It was not money his country wanted but technical assistance. Even better, Shinawata said, the EU could restore the Generalised System of Preferences (GSP) for marine exports to EU countries. Prior to 1997, fresh shrimp and preserved shrimp from Thailand enjoyed a tariff rate of about 4.2 per cent and 7 per cent respectively. However, in 1999 tariff rates were increased to punitive levels of 12 and 20 per cent, respectively.
As a result, Thai shrimp exports to the EU have collapsed, from 33,000 tons in 1995 to 5,000 tons in 2003. Thailand's market share now stands at a meagre 0.7 percent of the EU's total shrimp imports of about 700,000 tons a year. The restrictions have cost the Thai economy over £3 billion since the higher rates came into force. This is considerably more than the £1.5 billion aid pledged to the tsunami relief fund to cover the whole region.
Of course, then, back in January, the compassionate ones were falling over themselves to "care" for the victims of the tsunami. But no one listened to Shinawatra as they poured out their compassion and shook the collecting tins, although Peter Mandelson did make some noises about easing trade restrictions.
All those months later, however, and nothing has happened.
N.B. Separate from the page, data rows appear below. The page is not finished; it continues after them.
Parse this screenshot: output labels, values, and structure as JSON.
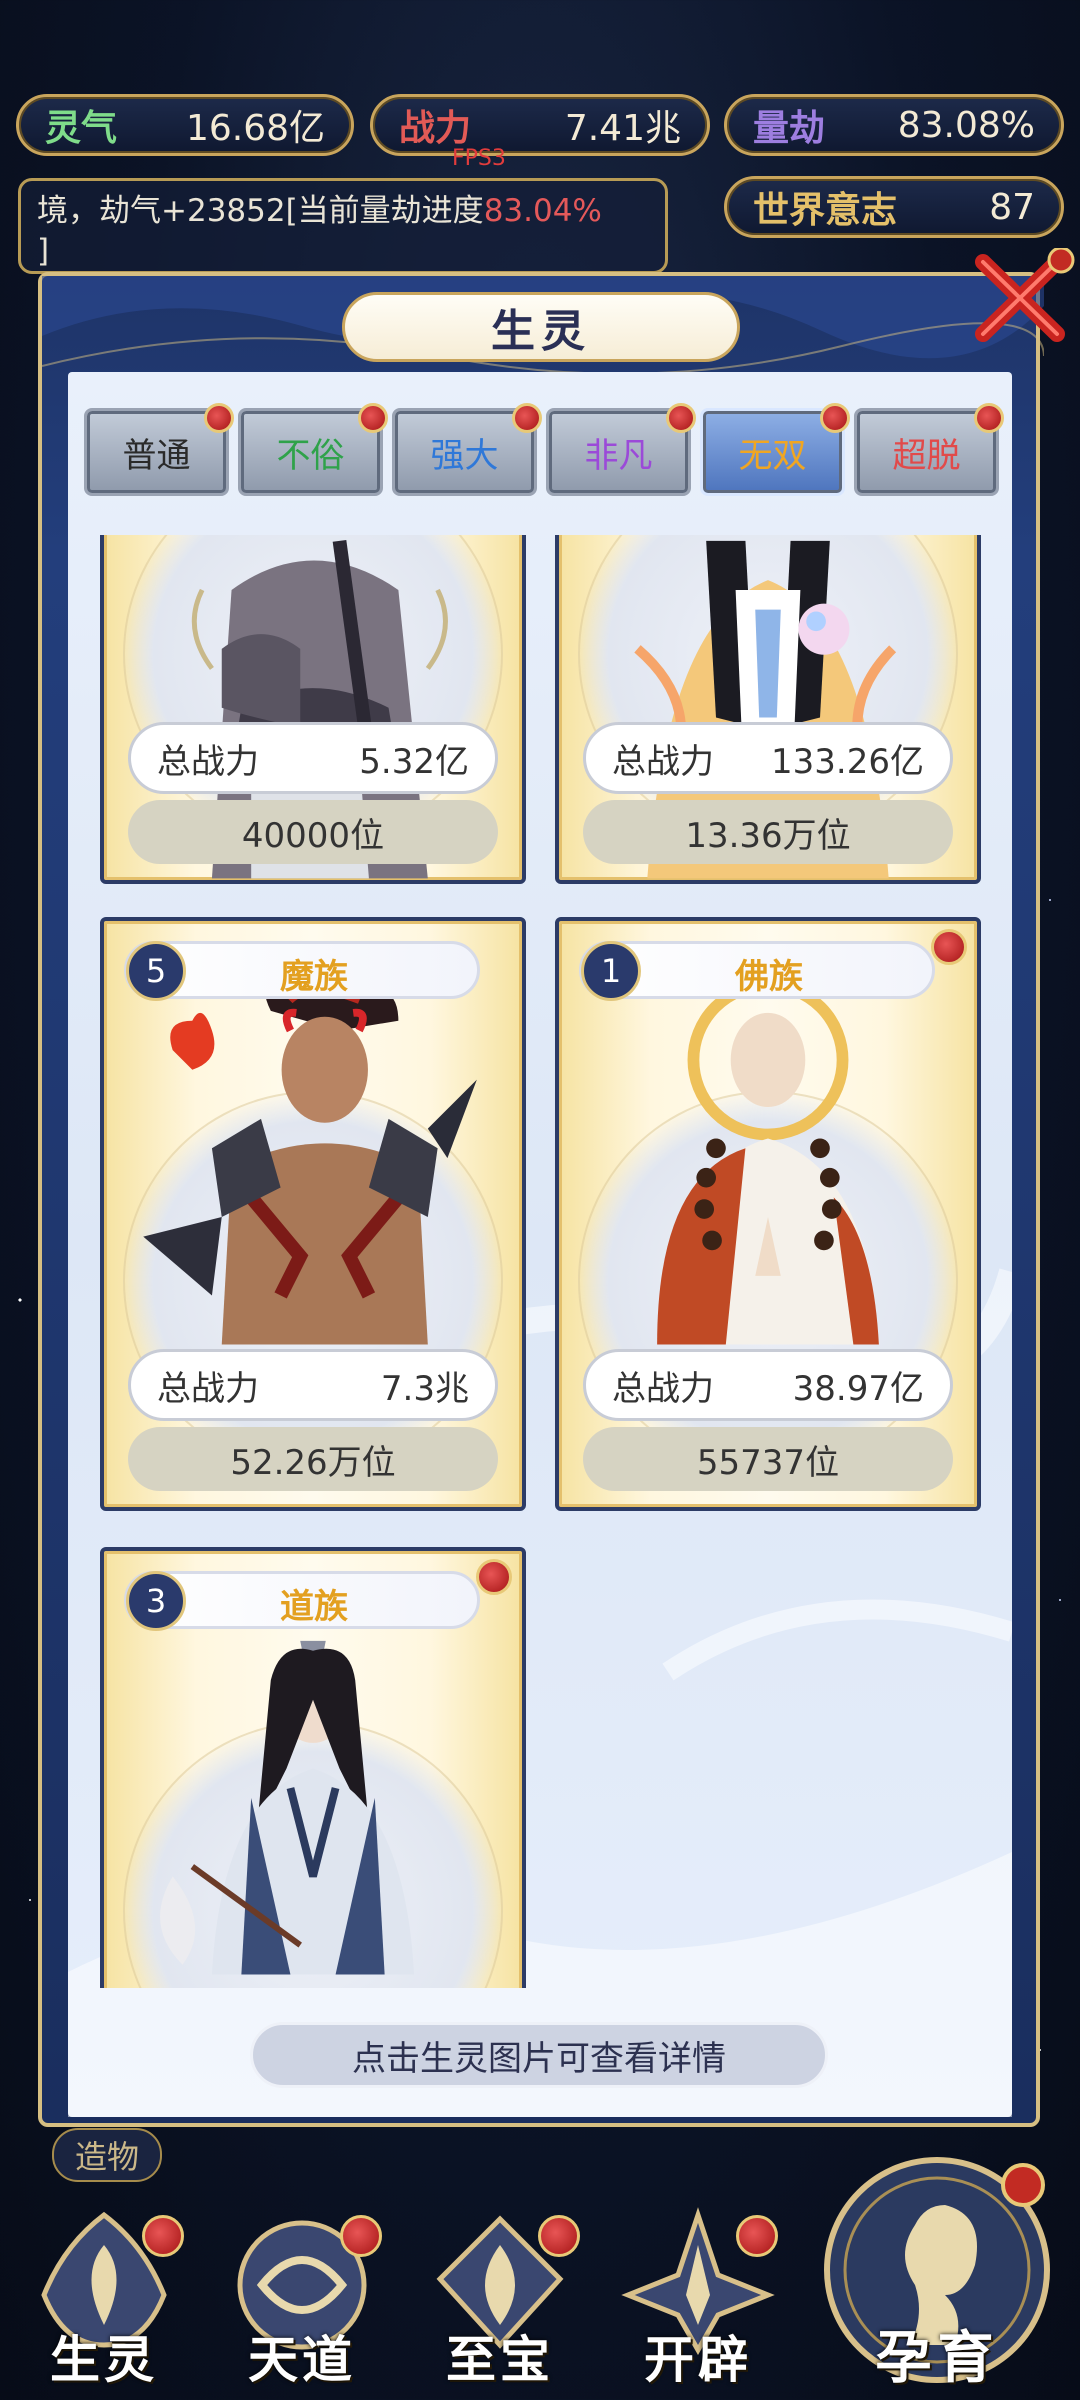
{
  "stats": {
    "lingqi": {
      "label": "灵气",
      "value": "16.68亿",
      "color": "#7fdc8a"
    },
    "zhanli": {
      "label": "战力",
      "value": "7.41兆",
      "color": "#e25a56"
    },
    "liangjie": {
      "label": "量劫",
      "value": "83.08%",
      "color": "#9d7ee0"
    },
    "shijie": {
      "label": "世界意志",
      "value": "87",
      "color": "#e4c06a"
    }
  },
  "fps": "FPS3",
  "log": {
    "line1": "境，劫气+23852[当前量劫进度",
    "line1_pct": "83.04%",
    "line2": "]"
  },
  "modal": {
    "title": "生灵",
    "tabs": [
      {
        "label": "普通",
        "color": "#2a2a2a",
        "active": false
      },
      {
        "label": "不俗",
        "color": "#2fa24a",
        "active": false
      },
      {
        "label": "强大",
        "color": "#2f78d8",
        "active": false
      },
      {
        "label": "非凡",
        "color": "#9b4ad8",
        "active": false
      },
      {
        "label": "无双",
        "color": "#f0a623",
        "active": true
      },
      {
        "label": "超脱",
        "color": "#e14a4a",
        "active": false
      }
    ],
    "cards": [
      {
        "num": "",
        "race": "",
        "power_label": "总战力",
        "power": "5.32亿",
        "rank": "40000位",
        "badge": false
      },
      {
        "num": "",
        "race": "",
        "power_label": "总战力",
        "power": "133.26亿",
        "rank": "13.36万位",
        "badge": false
      },
      {
        "num": "5",
        "race": "魔族",
        "power_label": "总战力",
        "power": "7.3兆",
        "rank": "52.26万位",
        "badge": false
      },
      {
        "num": "1",
        "race": "佛族",
        "power_label": "总战力",
        "power": "38.97亿",
        "rank": "55737位",
        "badge": true
      },
      {
        "num": "3",
        "race": "道族",
        "power_label": "",
        "power": "",
        "rank": "",
        "badge": true
      }
    ],
    "hint": "点击生灵图片可查看详情"
  },
  "nav": {
    "zaowu": "造物",
    "items": [
      "生灵",
      "天道",
      "至宝",
      "开辟"
    ],
    "big": "孕育"
  }
}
Hence a story in Monday's Bankok Post which bemoans the fact that there is "no relief in sight".
It appears that hatchery farmers hit by the tsunami are still struggling to rebuild, complaining of insufficient state aid, falling shrimp prices and other negative factors. In fact, Taweesub Chuayjun, owner of the Lamduan Farm shrimp hatchery farms in Khao Lak district in Phangnga and president of Andaman Shrimp Hatcheries Club, said the plight of hatchery farmers has grown progressively worse since 26 December.
In addition to the tsunami destruction, the price of shrimp has been in continuous decline because of the US anti-dumping penalties. And now they have been further set back by an EU decision to delay until early next year the announcement of which countries will receive reduced tariff rates under the GSP. These were supposed to take effect last week, and last for three years. Instead, the EU has delayed their introduction until the beginning of 2006.
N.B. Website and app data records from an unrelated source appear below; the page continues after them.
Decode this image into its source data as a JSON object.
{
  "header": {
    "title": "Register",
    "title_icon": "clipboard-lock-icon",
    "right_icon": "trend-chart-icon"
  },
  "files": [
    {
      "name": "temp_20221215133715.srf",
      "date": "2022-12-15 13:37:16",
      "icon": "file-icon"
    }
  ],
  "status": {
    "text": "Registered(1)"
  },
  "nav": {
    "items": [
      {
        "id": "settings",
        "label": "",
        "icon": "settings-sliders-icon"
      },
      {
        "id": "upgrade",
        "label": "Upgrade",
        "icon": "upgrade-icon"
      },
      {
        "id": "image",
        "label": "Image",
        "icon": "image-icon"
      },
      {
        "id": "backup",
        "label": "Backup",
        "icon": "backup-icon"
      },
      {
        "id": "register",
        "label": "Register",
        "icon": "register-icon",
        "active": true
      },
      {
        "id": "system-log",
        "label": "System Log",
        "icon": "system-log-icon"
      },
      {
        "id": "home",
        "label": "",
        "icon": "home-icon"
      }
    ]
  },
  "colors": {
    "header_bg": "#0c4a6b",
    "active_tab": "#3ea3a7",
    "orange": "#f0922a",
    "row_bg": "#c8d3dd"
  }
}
However, it is not all the EU. Farmers are also fretting over a new customs bond requirement by the United States. The US Department of Commerce announced the 5.95 percent anti-dumping tariff on Thai shrimp last December. Then, on March 15, US Customs adopted the new bond rule, requiring higher bonds, amounting to full collateral for the possible punitive dumping tariff. The rule applies across the board to imports of all agriculture or aquaculture products liable to anti-dumping duties.
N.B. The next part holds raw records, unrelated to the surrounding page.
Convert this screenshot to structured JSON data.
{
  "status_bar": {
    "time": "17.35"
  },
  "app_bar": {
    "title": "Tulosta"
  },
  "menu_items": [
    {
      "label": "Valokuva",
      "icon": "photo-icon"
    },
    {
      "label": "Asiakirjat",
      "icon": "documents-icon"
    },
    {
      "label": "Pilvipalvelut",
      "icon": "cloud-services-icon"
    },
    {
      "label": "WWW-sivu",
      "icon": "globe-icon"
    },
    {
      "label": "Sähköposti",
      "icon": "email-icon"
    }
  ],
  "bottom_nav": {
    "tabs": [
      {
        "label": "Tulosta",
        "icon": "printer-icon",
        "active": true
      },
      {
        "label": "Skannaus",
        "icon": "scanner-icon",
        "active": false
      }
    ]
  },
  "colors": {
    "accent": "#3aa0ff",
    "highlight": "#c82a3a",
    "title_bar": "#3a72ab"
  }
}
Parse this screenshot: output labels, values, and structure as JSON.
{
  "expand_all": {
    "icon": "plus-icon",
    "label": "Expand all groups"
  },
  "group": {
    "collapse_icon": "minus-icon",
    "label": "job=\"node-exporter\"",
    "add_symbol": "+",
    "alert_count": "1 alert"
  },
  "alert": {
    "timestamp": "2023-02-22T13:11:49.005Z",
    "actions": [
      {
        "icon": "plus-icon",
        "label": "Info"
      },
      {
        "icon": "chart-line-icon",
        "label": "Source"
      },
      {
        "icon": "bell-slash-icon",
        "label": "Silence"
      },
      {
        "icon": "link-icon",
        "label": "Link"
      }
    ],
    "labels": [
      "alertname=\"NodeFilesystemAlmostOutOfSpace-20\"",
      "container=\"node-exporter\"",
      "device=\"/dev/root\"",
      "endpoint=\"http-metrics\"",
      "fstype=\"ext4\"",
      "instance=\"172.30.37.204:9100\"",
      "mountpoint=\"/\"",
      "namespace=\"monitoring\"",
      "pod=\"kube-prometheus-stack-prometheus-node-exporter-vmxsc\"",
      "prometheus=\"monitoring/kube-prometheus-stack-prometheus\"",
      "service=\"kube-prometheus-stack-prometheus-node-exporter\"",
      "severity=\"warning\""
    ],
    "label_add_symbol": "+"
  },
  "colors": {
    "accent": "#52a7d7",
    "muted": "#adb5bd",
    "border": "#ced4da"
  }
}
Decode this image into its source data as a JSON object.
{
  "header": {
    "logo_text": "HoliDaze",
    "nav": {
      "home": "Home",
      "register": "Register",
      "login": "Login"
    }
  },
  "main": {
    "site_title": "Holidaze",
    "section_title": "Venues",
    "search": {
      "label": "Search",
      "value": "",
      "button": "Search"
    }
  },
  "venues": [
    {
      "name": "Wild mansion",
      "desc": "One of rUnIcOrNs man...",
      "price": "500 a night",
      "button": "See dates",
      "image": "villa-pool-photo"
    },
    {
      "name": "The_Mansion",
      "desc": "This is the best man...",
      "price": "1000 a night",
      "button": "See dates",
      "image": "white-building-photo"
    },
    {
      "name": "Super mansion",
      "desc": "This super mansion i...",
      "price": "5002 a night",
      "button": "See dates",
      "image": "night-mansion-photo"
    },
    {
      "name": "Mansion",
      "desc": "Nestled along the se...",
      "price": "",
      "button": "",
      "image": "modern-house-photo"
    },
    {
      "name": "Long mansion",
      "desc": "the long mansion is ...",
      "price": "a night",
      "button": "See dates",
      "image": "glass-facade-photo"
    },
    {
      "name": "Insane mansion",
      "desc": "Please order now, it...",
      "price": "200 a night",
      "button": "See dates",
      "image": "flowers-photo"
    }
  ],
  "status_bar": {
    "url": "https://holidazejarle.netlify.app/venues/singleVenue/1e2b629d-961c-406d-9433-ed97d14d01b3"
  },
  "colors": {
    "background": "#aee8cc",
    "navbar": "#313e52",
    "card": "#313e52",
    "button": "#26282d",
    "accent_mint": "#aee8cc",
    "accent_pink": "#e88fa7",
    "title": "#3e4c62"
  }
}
To comply with the rule, an importer of Thai shrimp must post a bond to the value of the previous financial year's imports multiplied by 5.95 percent, the rate of the anti-dumping duty. The bonds are valid for a year, but cannot be redeemed until after three years, creating a situation where companies need to have two or three bonds running concurrently, which few can afford. As a result, exporters are trimming orders from shrimp farms, which in turn has hurt hatcheries.
According to Mr Taweesub, his farm now sells one million shrimp fry for about £275, a significant decline from £1,200 in the recent past. Worse still, he said, because of the poor market, shrimp farms are delaying or refusing fry purchases, forcing the hatcheries farms to offer them at least four months' credit as an incentive.
"Over the last six months, we have tried our best to stand on our own feet," he said. "We have formed the Andaman Shrimp Hatcheries Club to create greater bargaining power. Despite that, we are now in a terrible plight and are all deeply depressed." According to Mr Taweesub, the hatchery farmers, most of whom do not own the land on which they operate, find it difficult to access loans to rebuild their farms.
"The [financial institutions] generally require collateral, but most of us just lease the property," he said. "Once we apply for loans at the Bank for Agriculture and Agricultural Co-operatives (BAAC), we have to form a group with at least five people for a maximum loan of £4,000 each, and act as one another's guarantor." But £4,000 will only keep the average hatchery running for three or four months, he said.
Phangnga's hatchery farmers were the hardest hit by the tsunami. They account for about 50 percent of the shrimp fry supply. Shrimp farmers along the Andaman also were critical of the state financial aid of just £275 per person, and called it insignificant compared with the losses the farming industry sustained. Mr Taweesub said the affected hatchery farmers appealed for more financial aid but had yet to see any help.
But hey! Doesn’t Mr Taweesub know that the caravan has moved on? The tsunami is sooo yesterday, dahlings. We're all into Africa with that lovely Mr Gandolf.